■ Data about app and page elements
□ □ □ □ □ □ □

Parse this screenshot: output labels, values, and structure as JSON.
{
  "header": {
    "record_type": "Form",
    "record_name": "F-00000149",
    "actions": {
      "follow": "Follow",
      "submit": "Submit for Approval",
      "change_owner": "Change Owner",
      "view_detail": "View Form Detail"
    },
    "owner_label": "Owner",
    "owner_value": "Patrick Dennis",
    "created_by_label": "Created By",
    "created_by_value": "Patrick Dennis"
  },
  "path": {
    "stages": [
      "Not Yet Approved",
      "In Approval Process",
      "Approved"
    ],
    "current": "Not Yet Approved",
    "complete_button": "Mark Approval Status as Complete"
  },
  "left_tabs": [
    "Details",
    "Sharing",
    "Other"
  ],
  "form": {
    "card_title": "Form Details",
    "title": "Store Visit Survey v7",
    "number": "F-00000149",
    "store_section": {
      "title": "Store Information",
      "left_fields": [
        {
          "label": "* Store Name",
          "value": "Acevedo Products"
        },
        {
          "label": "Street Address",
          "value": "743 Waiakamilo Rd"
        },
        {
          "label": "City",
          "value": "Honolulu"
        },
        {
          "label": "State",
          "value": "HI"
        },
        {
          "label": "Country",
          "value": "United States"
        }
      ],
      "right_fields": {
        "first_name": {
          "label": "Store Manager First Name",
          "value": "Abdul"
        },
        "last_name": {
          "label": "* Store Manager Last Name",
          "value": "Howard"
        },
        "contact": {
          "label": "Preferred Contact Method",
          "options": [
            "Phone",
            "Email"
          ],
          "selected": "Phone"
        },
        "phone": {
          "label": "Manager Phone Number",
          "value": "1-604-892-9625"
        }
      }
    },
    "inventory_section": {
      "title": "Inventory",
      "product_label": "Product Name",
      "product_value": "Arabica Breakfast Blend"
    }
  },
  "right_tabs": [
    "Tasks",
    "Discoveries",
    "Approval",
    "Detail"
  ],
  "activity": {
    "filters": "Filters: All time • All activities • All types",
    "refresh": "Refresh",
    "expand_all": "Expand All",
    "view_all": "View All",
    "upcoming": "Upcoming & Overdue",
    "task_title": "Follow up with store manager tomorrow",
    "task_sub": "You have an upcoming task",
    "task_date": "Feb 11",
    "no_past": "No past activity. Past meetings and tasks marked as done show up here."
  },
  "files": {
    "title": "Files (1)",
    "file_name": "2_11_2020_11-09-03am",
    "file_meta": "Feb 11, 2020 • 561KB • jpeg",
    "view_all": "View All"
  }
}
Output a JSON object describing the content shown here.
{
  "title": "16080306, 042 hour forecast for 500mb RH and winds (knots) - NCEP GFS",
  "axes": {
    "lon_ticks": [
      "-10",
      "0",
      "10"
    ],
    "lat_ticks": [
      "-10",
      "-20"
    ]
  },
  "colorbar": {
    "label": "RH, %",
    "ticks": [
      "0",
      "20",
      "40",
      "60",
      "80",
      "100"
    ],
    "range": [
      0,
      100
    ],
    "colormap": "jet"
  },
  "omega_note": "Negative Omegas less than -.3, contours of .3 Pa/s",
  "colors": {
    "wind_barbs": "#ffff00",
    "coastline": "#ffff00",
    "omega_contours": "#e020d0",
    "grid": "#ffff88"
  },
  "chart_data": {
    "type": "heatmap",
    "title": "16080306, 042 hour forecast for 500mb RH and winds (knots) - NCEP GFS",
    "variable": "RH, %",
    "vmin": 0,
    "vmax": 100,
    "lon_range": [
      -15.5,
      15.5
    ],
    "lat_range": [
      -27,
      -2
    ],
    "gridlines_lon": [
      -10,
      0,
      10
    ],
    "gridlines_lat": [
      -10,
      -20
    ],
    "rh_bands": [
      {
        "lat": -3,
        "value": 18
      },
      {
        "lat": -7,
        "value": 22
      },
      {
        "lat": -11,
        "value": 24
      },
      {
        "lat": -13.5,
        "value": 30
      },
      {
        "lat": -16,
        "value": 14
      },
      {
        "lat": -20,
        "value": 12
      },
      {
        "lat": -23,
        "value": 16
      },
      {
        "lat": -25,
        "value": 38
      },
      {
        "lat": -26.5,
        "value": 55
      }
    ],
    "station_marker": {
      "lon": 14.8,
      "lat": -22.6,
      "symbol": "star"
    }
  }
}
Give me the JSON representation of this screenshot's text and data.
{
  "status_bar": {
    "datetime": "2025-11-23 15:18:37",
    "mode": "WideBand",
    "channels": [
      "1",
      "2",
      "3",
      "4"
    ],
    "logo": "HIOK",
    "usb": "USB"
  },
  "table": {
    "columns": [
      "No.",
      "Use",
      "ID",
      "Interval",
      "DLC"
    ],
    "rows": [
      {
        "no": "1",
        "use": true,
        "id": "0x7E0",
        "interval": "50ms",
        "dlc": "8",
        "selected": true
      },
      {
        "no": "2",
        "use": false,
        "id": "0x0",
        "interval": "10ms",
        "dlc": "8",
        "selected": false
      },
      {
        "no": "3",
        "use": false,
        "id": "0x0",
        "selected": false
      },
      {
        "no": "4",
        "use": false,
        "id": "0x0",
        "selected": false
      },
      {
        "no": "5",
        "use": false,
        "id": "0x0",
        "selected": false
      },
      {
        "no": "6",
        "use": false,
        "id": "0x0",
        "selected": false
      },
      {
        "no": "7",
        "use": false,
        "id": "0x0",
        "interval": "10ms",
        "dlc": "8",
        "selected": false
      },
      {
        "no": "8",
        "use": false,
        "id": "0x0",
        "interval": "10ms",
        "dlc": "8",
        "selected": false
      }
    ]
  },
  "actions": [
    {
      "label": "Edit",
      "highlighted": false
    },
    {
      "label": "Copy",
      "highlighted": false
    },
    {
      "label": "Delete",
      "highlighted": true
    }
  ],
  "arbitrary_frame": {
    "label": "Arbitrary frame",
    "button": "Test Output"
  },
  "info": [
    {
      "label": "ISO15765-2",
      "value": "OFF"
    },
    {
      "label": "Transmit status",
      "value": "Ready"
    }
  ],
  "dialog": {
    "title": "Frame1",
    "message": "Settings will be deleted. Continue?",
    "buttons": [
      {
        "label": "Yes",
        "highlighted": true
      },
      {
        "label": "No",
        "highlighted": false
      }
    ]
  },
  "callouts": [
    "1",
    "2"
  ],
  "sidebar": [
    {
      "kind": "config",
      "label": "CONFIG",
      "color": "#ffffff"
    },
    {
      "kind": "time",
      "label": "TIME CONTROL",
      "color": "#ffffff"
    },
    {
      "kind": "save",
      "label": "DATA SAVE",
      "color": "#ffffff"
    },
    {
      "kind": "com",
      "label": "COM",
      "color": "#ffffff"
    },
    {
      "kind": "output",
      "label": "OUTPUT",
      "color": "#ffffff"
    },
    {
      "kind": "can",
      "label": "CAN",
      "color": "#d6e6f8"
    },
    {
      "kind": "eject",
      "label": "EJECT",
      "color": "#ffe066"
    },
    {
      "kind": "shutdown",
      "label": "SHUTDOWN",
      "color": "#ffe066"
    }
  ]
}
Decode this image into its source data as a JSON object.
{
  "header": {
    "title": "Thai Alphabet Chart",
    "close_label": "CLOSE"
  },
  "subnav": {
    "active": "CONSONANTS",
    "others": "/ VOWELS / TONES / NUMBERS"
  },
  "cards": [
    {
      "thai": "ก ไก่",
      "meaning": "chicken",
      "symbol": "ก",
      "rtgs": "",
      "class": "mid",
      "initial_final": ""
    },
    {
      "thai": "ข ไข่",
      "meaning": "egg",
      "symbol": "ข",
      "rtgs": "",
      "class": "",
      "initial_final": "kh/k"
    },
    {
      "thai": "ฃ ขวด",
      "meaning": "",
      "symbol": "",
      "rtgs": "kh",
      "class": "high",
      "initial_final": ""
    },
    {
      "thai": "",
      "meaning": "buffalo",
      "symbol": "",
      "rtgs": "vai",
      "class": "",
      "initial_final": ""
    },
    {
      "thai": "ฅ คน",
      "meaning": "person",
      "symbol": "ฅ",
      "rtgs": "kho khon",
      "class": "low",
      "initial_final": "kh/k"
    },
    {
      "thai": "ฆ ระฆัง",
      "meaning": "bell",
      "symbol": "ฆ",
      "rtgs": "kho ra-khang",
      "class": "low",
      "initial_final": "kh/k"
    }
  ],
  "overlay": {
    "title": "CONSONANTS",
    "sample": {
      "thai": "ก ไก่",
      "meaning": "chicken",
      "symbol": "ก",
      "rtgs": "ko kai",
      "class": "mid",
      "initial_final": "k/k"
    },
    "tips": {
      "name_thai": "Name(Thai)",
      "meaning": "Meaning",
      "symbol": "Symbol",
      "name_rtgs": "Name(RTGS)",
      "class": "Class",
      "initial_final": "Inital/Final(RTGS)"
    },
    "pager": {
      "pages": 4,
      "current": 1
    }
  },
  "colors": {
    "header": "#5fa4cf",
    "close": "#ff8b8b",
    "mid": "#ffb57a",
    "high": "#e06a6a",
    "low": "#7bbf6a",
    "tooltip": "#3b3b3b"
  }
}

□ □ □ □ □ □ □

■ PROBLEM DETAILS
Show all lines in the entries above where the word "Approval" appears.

■ TASK OUTPUT
      "submit": "Submit for Approval",
      "In Approval Process",
    "complete_button": "Mark Approval Status as Complete"
    "Approval",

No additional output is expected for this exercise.